A former Democratic senator who investigated the 9/11 terrorist attacks says he believes the hijackers had support from within the U.S. to carry out their deadly plot.
Bob Graham, chairman of the Senate Select Committee on Intelligence and co-chair of the bipartisan joint congressional inquiry into the attacks, said the investigation revealed wealthy Saudi Arabian individuals and charity networks aided the terrorists, reported 60 Minutes.
Some of those conspirators were living in the U.S., Graham said -- including two Saudi nationals who helped the hijackers find housing and contacts who arranged for their flight training.
"I think it is implausible to believe that 19 people -- most of whom didn't speak English, most of whom had never been in the United States before, many of whom didn't have a high school education -- could've carried out such a complicated task without some support from within the United States," he said.
Graham and other members of the 9/11 commission want an infamous 28-page document, which details Saudi involvement in the attacks, to be declassified.
Those who have read the classified report, which is kept locked in guarded underground vaults called Sensitive Compartmented Information Facilities, say it's a working draft similar to a grand jury or police report that contains provocative evidence that's not entirely verified.
The classified report suggests the possibility of official Saudi assistance for two hijackers who settled in Southern California, and ties to a Muslim cleric who assisted three other hijackers who settled in Virginia.
"Those are a lot of coincidences, and that's a lot of smoke," said Tim Roehmer, a former Democratic senator who's read the classified report numerous times. "Is that enough to make you squirm and uncomfortable, and dig harder -- and declassify these 28 pages? Absolutely."
Porter Goss, the Republican co-chairman on the House side of the Joint Inquiry and later director of the CIA, said he believed when the final report was produced that the 28 pages should have been included -- but he said the FBI's then-director, Robert Mueller, refused.

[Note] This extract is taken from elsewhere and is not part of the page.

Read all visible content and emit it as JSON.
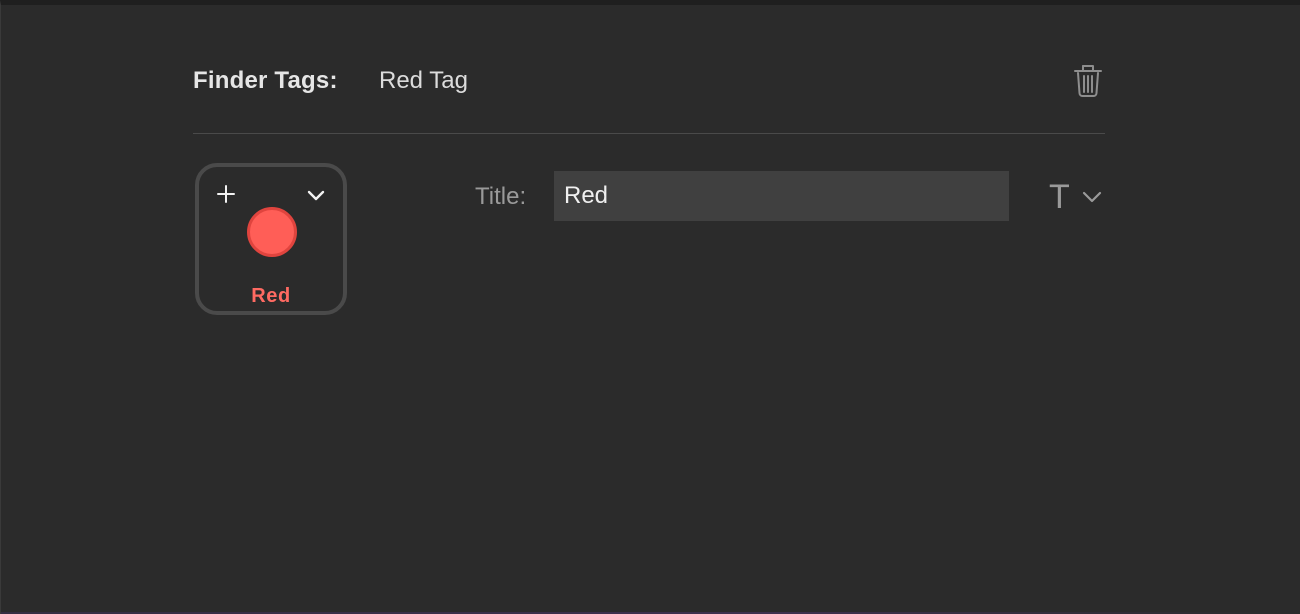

"They pushed back very hard on the 28 pages and they said, 'No, that cannot be unclassified at this time,'" Goss said.
He and Graham asked why that portion of the investigation could not be included, and he says Mueller told them: "because we said so and it needs to be classified."
The 9/11 Commission report officially implicates Saudi Arabia as the primary source of al Qaeda funding through wealthy individuals and charities -- with significant government sponsorship -- but a carefully worded statement says investigators "found no evidence that the Saudi government as an institution or senior Saudi officials individually funded the organization."
That leaves a lot of room for official Saudi involvement in the terrorist attacks, says an attorney who represents the families of some 9/11 victims.
"When they say they found no evidence that senior Saudi officials individually funded al Qaeda, they conspicuously leave open the potential that they found evidence that people who were officials that they did not regard as senior officials had done so," said attorney Sean Carter. "That is the essence of the families' lawsuit. That elements of the government and lower level officials sympathetic to bin Laden's cause helped al Qaeda carry out the attacks and help sustain the al Qaeda network."
The Saudi government argues that statement exonerates the kingdom's involvement -- but one member of the commission flatly told CBS News that it did not.
"You can't provide the money for terrorists and then say, 'I don't have anything to do with what they're doing,'" said Bob Kerrey, a former Democratic senator and 9/11 commission member.
Commission members say their findings in those 28 pages would certainly surprise many Americans -- but most of them agree they should be declassified.
"We're not a bunch of rubes that rode into Washington for this commission," said John Lehman, the secretary of the Navy in the Reagan administration and a 9/11 committee member. "I mean, we -- you know, we've seen fire and we've seen rain and the politics of national security. We all have dealt for our careers in highly classified and compartmentalized in every aspect of security. We know when something shouldn't be declassified. And those 28 pages in no way fall into that category."
Watch this video report posted online by CBS News: